▶ Study material:

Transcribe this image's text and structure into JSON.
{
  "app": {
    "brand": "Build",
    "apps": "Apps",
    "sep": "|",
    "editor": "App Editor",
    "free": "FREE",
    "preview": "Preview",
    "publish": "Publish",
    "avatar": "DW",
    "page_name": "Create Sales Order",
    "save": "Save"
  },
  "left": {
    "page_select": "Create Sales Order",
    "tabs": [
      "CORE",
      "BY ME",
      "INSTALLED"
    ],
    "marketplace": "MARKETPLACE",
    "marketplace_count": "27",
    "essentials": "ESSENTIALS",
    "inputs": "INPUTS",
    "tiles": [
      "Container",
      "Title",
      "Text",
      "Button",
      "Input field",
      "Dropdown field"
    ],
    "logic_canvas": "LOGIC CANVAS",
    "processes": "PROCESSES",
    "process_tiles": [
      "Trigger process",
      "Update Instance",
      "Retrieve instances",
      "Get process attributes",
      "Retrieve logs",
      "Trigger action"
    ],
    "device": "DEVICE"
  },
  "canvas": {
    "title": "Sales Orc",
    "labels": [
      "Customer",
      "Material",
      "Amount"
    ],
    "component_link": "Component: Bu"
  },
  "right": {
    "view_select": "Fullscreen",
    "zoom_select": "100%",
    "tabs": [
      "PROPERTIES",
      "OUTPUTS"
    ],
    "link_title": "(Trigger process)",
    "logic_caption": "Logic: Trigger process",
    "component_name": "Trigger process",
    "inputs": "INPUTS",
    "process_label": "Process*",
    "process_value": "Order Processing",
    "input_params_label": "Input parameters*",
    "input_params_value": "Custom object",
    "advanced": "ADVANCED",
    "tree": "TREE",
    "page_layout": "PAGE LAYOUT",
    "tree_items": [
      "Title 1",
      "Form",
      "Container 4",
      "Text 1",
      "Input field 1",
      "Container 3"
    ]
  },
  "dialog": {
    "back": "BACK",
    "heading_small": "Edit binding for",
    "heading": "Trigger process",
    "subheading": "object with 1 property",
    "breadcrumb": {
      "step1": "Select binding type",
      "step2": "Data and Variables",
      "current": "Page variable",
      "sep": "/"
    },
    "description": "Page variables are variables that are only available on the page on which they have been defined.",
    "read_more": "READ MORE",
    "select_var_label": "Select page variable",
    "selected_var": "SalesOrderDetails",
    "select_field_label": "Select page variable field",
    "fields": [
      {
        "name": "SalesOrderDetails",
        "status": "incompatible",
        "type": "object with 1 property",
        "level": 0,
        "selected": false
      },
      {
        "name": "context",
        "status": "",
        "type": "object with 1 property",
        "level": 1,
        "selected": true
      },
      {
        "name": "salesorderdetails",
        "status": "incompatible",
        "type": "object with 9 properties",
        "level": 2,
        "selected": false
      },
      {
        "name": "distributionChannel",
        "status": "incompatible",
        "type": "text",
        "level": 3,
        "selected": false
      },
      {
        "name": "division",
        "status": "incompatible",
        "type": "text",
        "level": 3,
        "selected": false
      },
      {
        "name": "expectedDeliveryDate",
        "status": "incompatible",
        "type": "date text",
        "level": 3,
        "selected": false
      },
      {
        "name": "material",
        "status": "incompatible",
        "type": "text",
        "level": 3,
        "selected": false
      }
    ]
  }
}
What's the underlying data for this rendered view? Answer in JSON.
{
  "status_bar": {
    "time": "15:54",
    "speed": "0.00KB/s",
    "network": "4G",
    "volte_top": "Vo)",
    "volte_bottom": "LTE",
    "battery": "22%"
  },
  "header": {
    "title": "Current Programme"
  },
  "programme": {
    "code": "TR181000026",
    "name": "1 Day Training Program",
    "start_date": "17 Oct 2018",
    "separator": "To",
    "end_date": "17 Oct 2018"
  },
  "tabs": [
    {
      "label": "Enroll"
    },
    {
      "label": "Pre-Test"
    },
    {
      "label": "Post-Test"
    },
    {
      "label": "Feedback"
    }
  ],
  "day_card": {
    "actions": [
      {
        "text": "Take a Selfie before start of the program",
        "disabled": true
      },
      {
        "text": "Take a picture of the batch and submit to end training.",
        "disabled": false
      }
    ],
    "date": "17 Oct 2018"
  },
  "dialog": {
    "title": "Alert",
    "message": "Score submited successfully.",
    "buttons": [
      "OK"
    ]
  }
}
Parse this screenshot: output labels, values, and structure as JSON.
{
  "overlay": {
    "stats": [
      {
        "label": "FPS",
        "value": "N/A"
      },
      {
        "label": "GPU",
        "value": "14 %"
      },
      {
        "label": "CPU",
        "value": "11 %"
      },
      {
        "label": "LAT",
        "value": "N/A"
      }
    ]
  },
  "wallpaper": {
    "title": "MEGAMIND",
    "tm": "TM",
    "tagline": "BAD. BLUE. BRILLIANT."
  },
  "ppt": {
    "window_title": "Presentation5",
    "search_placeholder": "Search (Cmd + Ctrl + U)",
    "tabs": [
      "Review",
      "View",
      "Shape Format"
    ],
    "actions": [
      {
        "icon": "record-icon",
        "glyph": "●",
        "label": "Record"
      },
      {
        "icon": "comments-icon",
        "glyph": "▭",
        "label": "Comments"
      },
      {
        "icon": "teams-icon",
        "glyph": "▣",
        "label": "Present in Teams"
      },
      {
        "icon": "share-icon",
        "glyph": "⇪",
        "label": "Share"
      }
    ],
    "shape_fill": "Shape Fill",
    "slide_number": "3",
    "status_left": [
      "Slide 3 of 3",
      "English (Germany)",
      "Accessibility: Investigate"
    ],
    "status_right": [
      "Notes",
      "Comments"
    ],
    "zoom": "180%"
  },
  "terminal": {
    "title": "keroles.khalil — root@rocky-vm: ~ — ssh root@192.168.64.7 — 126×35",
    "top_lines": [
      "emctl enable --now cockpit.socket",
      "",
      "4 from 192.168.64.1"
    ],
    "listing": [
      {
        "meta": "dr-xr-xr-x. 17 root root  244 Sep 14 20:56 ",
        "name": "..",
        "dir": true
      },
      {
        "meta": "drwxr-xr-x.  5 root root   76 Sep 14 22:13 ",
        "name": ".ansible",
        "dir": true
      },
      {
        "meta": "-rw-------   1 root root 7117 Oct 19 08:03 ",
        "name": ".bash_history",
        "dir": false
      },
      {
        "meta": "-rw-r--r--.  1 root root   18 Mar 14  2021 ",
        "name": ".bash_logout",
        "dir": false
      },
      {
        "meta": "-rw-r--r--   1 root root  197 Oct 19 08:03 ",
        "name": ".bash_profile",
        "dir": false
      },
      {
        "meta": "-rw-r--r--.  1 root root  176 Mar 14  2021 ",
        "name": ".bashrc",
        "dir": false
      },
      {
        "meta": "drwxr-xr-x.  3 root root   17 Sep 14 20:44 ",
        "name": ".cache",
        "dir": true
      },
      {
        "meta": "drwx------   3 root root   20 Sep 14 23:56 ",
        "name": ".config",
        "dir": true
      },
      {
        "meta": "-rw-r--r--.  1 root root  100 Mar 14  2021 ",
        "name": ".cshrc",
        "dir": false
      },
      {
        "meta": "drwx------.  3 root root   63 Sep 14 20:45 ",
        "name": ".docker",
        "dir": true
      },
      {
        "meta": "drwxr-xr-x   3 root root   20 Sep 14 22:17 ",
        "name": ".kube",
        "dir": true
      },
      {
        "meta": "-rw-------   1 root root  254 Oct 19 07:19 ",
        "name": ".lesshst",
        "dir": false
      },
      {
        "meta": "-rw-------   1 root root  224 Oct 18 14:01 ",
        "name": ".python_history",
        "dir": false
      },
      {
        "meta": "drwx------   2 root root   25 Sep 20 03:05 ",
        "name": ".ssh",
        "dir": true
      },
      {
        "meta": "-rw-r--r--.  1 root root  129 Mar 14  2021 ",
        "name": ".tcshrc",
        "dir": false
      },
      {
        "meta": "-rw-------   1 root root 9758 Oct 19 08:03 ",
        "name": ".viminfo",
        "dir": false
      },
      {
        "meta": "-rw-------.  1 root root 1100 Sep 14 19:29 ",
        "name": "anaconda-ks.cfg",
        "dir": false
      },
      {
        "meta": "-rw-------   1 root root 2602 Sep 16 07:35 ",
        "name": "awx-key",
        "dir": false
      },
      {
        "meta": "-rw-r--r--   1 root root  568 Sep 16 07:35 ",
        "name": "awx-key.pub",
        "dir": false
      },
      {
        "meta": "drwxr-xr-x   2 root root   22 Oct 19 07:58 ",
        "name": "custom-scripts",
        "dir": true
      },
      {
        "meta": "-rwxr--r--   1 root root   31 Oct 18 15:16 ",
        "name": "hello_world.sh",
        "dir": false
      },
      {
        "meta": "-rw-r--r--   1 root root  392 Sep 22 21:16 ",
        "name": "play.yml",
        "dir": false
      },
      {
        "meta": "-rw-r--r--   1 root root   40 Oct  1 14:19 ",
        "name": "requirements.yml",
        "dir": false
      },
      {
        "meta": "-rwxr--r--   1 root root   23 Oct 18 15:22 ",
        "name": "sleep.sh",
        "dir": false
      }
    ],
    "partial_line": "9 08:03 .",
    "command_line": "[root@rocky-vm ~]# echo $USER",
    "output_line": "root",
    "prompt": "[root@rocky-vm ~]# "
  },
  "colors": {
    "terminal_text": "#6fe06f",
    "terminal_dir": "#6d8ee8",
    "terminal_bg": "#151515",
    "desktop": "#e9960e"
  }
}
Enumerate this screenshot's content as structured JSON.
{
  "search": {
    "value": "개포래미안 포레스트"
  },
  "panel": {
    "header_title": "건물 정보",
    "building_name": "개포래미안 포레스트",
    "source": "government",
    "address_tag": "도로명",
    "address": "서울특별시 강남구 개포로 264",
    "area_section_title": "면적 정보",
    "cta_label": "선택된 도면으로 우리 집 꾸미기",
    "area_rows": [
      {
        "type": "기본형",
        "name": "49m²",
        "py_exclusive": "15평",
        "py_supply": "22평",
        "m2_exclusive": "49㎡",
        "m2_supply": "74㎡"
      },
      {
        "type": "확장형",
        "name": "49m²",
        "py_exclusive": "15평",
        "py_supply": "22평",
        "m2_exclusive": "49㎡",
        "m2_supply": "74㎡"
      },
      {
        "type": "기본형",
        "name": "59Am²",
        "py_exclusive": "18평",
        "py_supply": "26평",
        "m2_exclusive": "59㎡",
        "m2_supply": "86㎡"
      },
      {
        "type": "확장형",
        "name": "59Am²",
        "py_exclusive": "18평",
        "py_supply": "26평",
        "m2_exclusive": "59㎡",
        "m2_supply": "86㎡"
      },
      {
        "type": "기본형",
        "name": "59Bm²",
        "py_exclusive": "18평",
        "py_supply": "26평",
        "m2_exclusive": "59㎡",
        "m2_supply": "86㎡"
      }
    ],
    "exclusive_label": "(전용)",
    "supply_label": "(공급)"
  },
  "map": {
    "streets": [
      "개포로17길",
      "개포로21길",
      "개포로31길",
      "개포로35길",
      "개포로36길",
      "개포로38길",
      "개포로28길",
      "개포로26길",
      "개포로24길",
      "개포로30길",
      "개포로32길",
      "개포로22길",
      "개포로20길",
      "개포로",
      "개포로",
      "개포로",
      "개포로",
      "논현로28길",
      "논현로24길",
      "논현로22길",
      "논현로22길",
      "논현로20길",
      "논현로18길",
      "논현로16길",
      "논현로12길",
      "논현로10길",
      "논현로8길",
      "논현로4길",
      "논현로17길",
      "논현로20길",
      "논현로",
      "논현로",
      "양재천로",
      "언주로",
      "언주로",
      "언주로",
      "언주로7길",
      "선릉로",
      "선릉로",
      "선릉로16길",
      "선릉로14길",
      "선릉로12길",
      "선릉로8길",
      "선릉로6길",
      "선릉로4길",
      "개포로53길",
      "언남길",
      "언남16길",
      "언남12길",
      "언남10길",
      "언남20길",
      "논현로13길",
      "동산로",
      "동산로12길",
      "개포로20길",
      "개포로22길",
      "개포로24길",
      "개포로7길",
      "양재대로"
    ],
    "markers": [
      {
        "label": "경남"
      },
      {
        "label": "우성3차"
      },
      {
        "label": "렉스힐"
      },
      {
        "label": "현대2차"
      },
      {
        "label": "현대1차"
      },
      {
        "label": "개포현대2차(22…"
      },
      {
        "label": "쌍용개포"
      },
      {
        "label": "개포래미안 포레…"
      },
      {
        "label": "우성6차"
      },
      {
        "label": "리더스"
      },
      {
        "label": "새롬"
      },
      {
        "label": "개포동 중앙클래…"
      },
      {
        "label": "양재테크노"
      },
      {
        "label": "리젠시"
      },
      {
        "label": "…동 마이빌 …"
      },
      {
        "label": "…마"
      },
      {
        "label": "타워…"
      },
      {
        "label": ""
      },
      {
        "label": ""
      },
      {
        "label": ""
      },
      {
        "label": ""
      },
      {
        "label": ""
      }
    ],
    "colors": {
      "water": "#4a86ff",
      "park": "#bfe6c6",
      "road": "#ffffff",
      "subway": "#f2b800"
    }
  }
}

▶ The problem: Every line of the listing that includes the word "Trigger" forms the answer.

▶ Answer to the problem:
      "Trigger process",
      "Trigger action"
    "link_title": "(Trigger process)",
    "logic_caption": "Logic: Trigger process",
    "component_name": "Trigger process",
    "heading": "Trigger process",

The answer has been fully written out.